* Brief *
Every line of the records that holds the word "GiftData" should be copied.

* Data shown *
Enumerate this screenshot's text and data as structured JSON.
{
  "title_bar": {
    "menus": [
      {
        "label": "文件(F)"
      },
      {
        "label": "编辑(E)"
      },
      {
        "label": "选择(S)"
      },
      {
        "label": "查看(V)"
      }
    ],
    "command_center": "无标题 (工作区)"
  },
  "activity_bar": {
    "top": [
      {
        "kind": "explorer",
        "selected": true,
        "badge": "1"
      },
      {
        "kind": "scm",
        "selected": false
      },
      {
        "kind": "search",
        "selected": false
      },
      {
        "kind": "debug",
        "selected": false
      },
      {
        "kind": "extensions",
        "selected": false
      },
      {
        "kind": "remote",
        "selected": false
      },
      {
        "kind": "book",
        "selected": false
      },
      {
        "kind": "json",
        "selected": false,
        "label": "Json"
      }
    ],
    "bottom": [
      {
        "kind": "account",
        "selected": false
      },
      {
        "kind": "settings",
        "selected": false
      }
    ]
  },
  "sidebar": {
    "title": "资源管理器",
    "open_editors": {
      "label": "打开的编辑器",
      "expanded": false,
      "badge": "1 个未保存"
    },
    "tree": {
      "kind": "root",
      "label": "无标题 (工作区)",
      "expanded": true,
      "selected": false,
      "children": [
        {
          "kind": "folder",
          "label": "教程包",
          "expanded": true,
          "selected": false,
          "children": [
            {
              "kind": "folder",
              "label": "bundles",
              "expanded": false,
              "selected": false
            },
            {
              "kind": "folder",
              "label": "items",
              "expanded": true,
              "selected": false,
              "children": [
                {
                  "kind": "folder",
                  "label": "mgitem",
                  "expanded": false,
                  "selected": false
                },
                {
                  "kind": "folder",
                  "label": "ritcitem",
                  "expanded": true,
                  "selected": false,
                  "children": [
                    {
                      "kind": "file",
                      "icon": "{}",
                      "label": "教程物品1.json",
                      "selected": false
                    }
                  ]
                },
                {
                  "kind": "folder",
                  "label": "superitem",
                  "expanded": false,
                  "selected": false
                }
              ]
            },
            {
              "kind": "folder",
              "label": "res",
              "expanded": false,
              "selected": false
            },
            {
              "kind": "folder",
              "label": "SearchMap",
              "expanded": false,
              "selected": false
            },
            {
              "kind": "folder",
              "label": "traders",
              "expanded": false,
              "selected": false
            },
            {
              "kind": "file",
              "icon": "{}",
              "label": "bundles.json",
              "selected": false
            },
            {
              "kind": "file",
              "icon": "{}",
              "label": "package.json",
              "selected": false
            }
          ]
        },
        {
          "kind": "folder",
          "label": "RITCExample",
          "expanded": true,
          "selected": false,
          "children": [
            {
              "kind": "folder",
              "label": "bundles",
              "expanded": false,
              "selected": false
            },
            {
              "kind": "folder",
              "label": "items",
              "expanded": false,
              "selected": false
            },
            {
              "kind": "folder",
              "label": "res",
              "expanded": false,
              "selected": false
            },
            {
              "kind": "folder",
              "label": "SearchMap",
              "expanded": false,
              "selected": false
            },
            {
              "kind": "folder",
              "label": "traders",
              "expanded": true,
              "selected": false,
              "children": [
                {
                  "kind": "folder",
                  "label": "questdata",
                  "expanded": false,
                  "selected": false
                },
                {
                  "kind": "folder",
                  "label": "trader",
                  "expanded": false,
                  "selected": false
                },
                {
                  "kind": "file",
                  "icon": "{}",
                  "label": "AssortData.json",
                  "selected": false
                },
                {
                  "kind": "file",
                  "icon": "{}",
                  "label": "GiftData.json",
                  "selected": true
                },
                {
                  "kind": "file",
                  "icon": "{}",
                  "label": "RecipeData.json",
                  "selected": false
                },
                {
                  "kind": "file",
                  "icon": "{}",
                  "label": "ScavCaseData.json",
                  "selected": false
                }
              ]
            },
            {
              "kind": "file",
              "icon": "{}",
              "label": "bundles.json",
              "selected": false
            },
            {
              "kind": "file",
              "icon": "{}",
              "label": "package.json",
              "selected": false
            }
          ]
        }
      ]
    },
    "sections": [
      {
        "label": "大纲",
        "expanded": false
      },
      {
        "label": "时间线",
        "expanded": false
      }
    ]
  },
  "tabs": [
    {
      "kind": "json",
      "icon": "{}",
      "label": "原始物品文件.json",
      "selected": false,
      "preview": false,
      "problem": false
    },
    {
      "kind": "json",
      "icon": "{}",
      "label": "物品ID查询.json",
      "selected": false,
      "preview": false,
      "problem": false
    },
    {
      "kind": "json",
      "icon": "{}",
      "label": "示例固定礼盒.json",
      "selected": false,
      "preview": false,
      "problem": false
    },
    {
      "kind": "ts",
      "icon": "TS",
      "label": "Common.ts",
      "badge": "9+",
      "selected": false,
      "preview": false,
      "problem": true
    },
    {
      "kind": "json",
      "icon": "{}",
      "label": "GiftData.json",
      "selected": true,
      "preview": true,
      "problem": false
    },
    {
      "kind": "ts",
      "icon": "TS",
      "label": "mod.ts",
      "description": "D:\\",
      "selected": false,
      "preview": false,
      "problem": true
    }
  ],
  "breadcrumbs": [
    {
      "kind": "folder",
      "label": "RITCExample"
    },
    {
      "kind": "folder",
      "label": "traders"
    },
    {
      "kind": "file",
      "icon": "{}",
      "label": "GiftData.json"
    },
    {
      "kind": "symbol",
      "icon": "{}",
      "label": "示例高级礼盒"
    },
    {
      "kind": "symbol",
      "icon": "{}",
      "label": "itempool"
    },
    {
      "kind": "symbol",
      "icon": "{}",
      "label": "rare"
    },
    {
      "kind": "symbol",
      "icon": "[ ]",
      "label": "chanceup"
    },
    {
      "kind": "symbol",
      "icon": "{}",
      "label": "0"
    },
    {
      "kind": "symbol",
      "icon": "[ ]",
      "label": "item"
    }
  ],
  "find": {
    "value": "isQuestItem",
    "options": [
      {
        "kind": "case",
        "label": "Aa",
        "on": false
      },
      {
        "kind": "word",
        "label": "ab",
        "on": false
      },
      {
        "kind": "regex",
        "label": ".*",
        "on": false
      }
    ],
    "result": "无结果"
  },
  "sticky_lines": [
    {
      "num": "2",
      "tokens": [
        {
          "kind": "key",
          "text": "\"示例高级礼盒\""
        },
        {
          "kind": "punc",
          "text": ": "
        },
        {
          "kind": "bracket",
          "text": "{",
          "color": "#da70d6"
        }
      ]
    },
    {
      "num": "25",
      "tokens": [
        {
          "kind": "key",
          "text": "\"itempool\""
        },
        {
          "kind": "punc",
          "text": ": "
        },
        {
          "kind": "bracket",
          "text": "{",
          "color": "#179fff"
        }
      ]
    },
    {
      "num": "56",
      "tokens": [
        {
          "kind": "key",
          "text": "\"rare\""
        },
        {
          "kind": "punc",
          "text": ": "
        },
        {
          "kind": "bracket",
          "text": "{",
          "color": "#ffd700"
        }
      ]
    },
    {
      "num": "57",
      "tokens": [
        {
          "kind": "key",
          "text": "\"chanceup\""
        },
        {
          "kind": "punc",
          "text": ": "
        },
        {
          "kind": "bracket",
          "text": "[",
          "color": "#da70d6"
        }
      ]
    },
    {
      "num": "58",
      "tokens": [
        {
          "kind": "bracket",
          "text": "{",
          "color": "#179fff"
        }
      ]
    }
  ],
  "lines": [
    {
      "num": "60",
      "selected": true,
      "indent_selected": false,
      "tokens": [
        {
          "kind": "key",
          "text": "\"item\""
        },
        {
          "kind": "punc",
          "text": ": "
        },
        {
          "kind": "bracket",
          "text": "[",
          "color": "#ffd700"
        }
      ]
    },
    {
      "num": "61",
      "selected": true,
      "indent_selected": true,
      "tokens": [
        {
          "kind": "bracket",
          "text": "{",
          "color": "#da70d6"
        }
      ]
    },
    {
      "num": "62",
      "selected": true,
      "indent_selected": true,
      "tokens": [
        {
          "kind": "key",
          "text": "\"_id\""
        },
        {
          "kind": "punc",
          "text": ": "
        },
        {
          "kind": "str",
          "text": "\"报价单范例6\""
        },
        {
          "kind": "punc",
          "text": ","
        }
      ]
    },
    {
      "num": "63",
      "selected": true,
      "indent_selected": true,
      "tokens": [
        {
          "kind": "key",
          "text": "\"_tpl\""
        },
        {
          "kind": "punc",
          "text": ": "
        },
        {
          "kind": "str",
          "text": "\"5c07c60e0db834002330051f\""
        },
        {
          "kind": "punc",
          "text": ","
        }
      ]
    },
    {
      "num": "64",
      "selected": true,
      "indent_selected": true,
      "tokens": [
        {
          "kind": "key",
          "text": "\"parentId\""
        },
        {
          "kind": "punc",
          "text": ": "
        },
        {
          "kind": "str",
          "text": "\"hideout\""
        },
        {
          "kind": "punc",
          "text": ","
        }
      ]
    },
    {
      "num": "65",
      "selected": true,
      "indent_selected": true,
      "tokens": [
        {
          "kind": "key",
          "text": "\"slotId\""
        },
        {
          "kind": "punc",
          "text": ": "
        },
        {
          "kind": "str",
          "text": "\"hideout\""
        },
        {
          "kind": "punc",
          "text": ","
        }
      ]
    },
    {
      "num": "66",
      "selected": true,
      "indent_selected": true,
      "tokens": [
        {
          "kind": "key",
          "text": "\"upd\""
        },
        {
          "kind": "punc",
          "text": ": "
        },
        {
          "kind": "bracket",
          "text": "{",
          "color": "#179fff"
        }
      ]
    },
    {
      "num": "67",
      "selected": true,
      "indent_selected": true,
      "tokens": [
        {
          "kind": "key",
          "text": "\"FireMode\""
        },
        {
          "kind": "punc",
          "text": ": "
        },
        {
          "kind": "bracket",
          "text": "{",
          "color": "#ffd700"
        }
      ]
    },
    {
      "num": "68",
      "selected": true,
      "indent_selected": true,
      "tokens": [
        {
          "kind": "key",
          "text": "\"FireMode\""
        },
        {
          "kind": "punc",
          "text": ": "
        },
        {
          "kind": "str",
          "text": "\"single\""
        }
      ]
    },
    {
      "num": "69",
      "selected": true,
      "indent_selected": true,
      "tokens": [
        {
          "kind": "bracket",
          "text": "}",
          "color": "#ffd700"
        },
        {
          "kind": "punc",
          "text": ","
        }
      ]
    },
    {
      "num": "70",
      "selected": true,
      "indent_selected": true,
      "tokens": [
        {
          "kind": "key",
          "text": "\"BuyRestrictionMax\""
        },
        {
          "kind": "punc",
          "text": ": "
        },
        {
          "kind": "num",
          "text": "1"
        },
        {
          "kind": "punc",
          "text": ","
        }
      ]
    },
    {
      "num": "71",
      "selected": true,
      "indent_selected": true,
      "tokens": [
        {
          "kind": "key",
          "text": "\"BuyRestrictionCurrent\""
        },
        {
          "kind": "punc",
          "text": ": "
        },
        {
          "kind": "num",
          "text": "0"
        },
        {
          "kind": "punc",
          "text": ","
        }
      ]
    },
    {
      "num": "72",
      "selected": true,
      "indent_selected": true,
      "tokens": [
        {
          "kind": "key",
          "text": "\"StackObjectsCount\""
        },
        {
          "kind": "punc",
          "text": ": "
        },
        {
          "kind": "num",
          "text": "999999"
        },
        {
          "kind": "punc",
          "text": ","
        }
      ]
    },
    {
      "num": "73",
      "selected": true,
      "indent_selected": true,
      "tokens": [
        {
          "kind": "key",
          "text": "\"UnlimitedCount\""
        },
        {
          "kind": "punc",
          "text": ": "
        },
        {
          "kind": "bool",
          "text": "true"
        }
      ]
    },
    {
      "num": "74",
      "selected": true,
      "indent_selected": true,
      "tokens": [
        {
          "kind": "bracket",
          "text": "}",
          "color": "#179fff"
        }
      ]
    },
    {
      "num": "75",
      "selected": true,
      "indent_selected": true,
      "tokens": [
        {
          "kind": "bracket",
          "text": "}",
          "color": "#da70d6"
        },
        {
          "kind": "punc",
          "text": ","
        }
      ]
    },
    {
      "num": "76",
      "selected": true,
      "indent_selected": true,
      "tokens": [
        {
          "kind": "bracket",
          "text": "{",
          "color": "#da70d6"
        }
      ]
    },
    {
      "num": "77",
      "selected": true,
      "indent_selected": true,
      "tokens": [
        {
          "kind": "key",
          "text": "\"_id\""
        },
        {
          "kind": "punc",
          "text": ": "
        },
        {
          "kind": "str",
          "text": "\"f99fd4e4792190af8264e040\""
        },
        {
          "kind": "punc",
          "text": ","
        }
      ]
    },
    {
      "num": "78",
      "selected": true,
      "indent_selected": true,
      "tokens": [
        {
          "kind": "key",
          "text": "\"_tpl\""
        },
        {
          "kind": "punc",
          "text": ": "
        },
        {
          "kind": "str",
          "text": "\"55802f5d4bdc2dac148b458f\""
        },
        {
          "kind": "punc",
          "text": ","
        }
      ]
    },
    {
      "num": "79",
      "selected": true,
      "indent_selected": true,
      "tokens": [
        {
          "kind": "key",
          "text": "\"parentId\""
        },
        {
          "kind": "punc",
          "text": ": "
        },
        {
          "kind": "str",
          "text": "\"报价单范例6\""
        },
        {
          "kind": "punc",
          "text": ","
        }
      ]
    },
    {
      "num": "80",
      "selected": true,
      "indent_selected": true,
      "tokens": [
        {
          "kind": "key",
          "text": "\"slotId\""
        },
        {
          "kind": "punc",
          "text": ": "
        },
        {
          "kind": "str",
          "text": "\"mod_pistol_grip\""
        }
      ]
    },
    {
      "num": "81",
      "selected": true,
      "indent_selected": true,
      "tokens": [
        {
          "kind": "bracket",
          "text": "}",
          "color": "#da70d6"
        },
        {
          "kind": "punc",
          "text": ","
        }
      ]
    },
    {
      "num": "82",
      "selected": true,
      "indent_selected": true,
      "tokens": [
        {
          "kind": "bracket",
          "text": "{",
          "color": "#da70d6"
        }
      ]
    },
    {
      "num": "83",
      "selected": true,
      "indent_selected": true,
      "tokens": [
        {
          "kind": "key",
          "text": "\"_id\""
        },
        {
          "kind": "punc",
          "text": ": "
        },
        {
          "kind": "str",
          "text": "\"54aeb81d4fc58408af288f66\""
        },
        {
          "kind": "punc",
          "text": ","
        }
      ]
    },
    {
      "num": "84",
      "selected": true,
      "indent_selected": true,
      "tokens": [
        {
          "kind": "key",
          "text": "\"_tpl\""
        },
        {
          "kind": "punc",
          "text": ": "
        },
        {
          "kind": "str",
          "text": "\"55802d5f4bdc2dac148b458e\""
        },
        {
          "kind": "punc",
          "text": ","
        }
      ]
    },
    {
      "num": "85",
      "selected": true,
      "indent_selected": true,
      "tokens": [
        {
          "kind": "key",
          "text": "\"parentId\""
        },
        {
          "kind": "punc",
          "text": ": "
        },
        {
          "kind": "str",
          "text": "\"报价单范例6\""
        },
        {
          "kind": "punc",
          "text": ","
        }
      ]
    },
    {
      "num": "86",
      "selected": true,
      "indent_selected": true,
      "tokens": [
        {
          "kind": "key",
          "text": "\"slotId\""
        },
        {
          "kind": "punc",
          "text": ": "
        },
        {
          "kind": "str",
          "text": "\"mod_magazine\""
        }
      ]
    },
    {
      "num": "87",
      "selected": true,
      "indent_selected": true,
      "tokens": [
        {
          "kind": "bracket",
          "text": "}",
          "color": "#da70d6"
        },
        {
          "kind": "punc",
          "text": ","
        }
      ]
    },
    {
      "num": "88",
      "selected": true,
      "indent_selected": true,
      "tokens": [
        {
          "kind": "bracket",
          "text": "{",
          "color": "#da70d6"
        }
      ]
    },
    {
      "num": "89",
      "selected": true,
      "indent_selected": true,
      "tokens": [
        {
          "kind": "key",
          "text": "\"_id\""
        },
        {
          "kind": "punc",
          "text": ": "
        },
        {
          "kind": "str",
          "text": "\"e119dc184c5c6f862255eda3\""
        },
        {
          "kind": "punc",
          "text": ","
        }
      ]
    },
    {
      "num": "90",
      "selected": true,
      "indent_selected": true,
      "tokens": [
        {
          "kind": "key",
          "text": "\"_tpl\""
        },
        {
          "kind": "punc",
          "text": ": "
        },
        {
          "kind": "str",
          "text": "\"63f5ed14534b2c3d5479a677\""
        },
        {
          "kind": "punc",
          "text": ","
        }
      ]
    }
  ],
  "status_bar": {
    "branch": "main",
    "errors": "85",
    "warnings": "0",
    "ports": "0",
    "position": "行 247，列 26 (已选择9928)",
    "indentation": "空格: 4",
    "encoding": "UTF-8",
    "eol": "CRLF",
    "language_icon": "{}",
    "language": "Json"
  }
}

* Solution *
                  "label": "GiftData.json",
      "label": "GiftData.json",
      "label": "GiftData.json"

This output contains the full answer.